▽
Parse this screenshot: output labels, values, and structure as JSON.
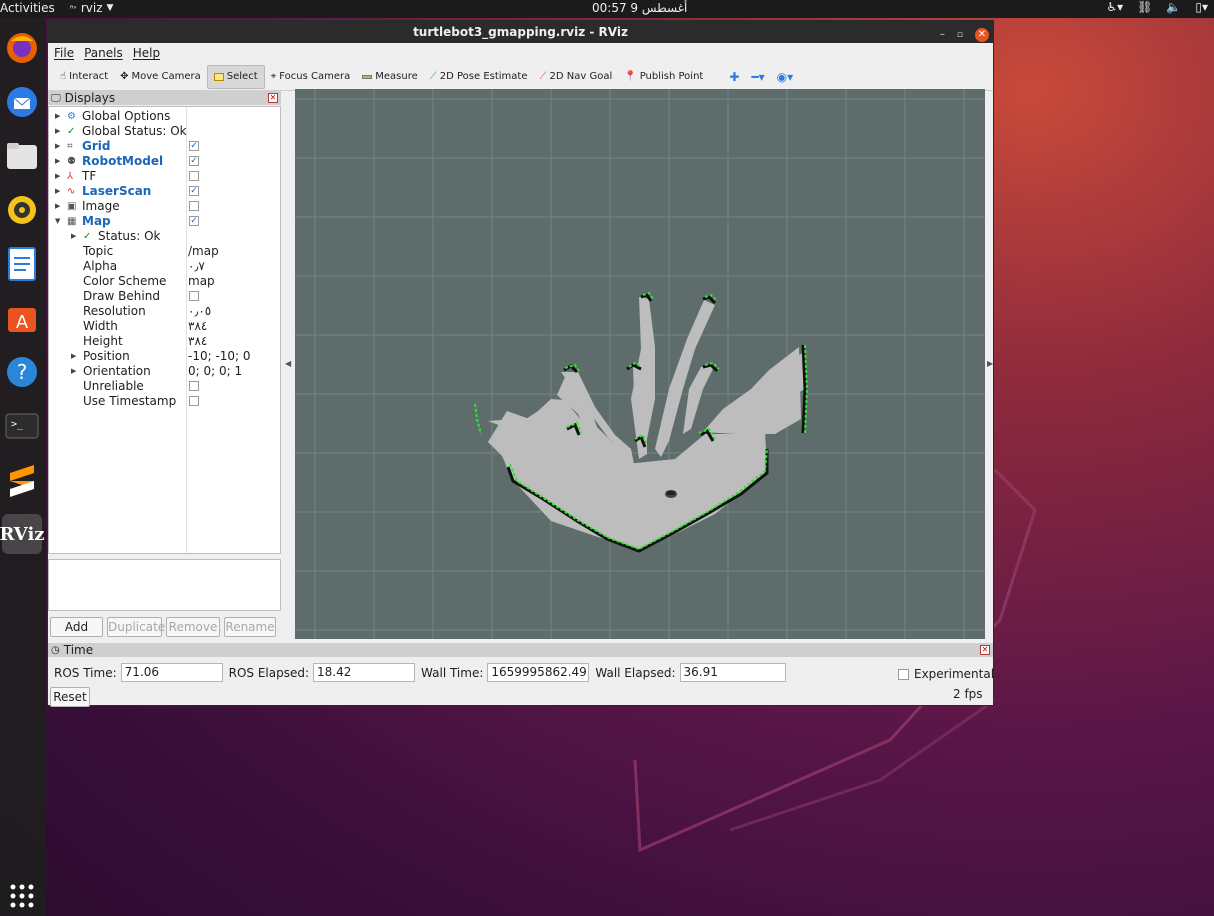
{
  "topbar": {
    "activities": "Activities",
    "app": "rviz",
    "clock": "00:57  9 أغسطس"
  },
  "window": {
    "title": "turtlebot3_gmapping.rviz - RViz"
  },
  "menu": {
    "file": "File",
    "panels": "Panels",
    "help": "Help"
  },
  "toolbar": {
    "interact": "Interact",
    "move_camera": "Move Camera",
    "select": "Select",
    "focus_camera": "Focus Camera",
    "measure": "Measure",
    "pose_estimate": "2D Pose Estimate",
    "nav_goal": "2D Nav Goal",
    "publish_point": "Publish Point"
  },
  "displays": {
    "title": "Displays",
    "rows": [
      {
        "label": "Global Options"
      },
      {
        "label": "Global Status: Ok"
      },
      {
        "label": "Grid",
        "checked": true
      },
      {
        "label": "RobotModel",
        "checked": true
      },
      {
        "label": "TF",
        "checked": false
      },
      {
        "label": "LaserScan",
        "checked": true
      },
      {
        "label": "Image",
        "checked": false
      },
      {
        "label": "Map",
        "checked": true
      },
      {
        "label": "Status: Ok"
      },
      {
        "label": "Topic",
        "value": "/map"
      },
      {
        "label": "Alpha",
        "value": "٠٫٧"
      },
      {
        "label": "Color Scheme",
        "value": "map"
      },
      {
        "label": "Draw Behind",
        "checked": false
      },
      {
        "label": "Resolution",
        "value": "٠٫٠٥"
      },
      {
        "label": "Width",
        "value": "٣٨٤"
      },
      {
        "label": "Height",
        "value": "٣٨٤"
      },
      {
        "label": "Position",
        "value": "-10; -10; 0"
      },
      {
        "label": "Orientation",
        "value": "0; 0; 0; 1"
      },
      {
        "label": "Unreliable",
        "checked": false
      },
      {
        "label": "Use Timestamp",
        "checked": false
      }
    ],
    "buttons": {
      "add": "Add",
      "duplicate": "Duplicate",
      "remove": "Remove",
      "rename": "Rename"
    }
  },
  "time": {
    "title": "Time",
    "ros_time_label": "ROS Time:",
    "ros_time": "71.06",
    "ros_elapsed_label": "ROS Elapsed:",
    "ros_elapsed": "18.42",
    "wall_time_label": "Wall Time:",
    "wall_time": "1659995862.49",
    "wall_elapsed_label": "Wall Elapsed:",
    "wall_elapsed": "36.91",
    "experimental": "Experimental",
    "reset": "Reset",
    "fps": "2 fps"
  },
  "colors": {
    "viewport_bg": "#5e6d6c",
    "map_free": "#bdbdbd",
    "map_wall": "#111111",
    "laser": "#2ee62e",
    "accent_blue": "#1a66b8"
  }
}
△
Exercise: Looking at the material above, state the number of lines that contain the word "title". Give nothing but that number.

Completed exercise: 3